FUNDING DROUGHT: Warwick Fish Stocking Association secretary-treasurer Ed Kemp fears bigger dams are dipping into the pool of funding and Southern Downs anglers will have no say in where their money is spent.
FUNDING DROUGHT: Warwick Fish Stocking Association secretary-treasurer Ed Kemp fears bigger dams are dipping into the pool of funding and Southern Downs anglers will have no say in where their money is spent. Marian Faa

Despair for anglers as big dams gulp unfair share of funding

CHANGES to the allocation of government funds raised through fishing permits have threatened the existence of a Warwick group charged with keeping local waterways stocked with fish.

Members of the Warwick Fish Stocking Association were concerned a potential 60 per cent decrease in funding would make their efforts infeasible.

"There were early concerns from some members that we may lose up to $20,000," secretary-treasurer Ed Kemp said.

While funding amounts are confidential and yet to be finalised, the association expects it will suffer a significant decrease in funding.

The new Stocked Impoundment Permit Scheme (SIPS) funding procedure takes all but the fishing rod out of anglers' hands.

Not so long ago, anglers were able to nominate where their permit money would be allocated.

"Fisheries in Brisbane now completely controls where our money goes," Mr Kemp said.

He said the Department of Agriculture and Fisheries was allocating more funds to stock bigger dams, such as the Burdekin Dam in North Queensland, and Fairbairn Dam in Central Queensland.

 

Kevin Graham and Warwick Fish Stocking president Roger Martin helping Andrew Norris, fish biologist, place structure into the Condamine River, Queen's Park.
Kevin Graham and Warwick Fish Stocking president Roger Martin helping Andrew Norris, fish biologist, place structure into the Condamine River, Queen's Park.
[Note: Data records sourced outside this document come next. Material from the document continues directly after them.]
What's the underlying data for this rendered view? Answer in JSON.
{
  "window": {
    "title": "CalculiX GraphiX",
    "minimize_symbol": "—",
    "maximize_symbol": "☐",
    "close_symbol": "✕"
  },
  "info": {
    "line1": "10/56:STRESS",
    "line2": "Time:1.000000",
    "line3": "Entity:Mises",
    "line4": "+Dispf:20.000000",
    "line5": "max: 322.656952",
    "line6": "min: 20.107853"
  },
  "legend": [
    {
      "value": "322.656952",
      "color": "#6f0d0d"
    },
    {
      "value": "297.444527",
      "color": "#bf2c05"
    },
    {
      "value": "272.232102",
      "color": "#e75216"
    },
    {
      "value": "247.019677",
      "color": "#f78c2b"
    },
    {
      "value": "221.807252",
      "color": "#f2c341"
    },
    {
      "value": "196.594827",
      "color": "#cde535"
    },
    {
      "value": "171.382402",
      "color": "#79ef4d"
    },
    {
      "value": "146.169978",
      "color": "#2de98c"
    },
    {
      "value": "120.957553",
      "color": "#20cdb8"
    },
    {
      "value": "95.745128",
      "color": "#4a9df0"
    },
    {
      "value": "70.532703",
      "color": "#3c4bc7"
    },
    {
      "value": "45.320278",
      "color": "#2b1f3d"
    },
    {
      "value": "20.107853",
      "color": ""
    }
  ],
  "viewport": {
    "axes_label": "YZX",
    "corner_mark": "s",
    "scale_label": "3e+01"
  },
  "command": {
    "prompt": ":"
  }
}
Ed Kemp

"They are trying to build up the (fish) numbers but there aren't many people that fish in these dams," he said.

Mr Kemp said anglers were reliant on the SIPS scheme but the new process took away control from fishers.

"It's just when governments see a big pool of money, they think they can take the money and use it for something else."

The Department of Agriculture and Fisheries was unavailable for comment.

 

The money allocated under the SIPS scheme allows the Warwick Fish Stocking Association to buy and release fish such as Murray cod into designated dams, weirs and catchment areas around the Southern Downs.

At the club AGM on Sunday, members discussed the possibility of breeding Murray cod in Leslie Dam to cut down on costs.

As of 2018, there are 23 new stock impoundment areas in the region, bringing the total to 47.

Anglers must obtain a permit to fish in these areas.

Mr Kemp said the fish stocking club had 123 members last year, only one down from the previous year which was a "good result" in the current economic circumstances.

"It is still only $10 to join the club, it's been this price since 1987."


Feel the beat and move your feet

Feel the beat and move your feet

ZumbaNoosa celebrates a decade

Dinosaurs at the Plant Fair

Dinosaurs at the Plant Fair

Dinosaur bone search added attraction

Time to help out to ease drought

Time to help out to ease drought

How you can help struggling farmers

Local Partners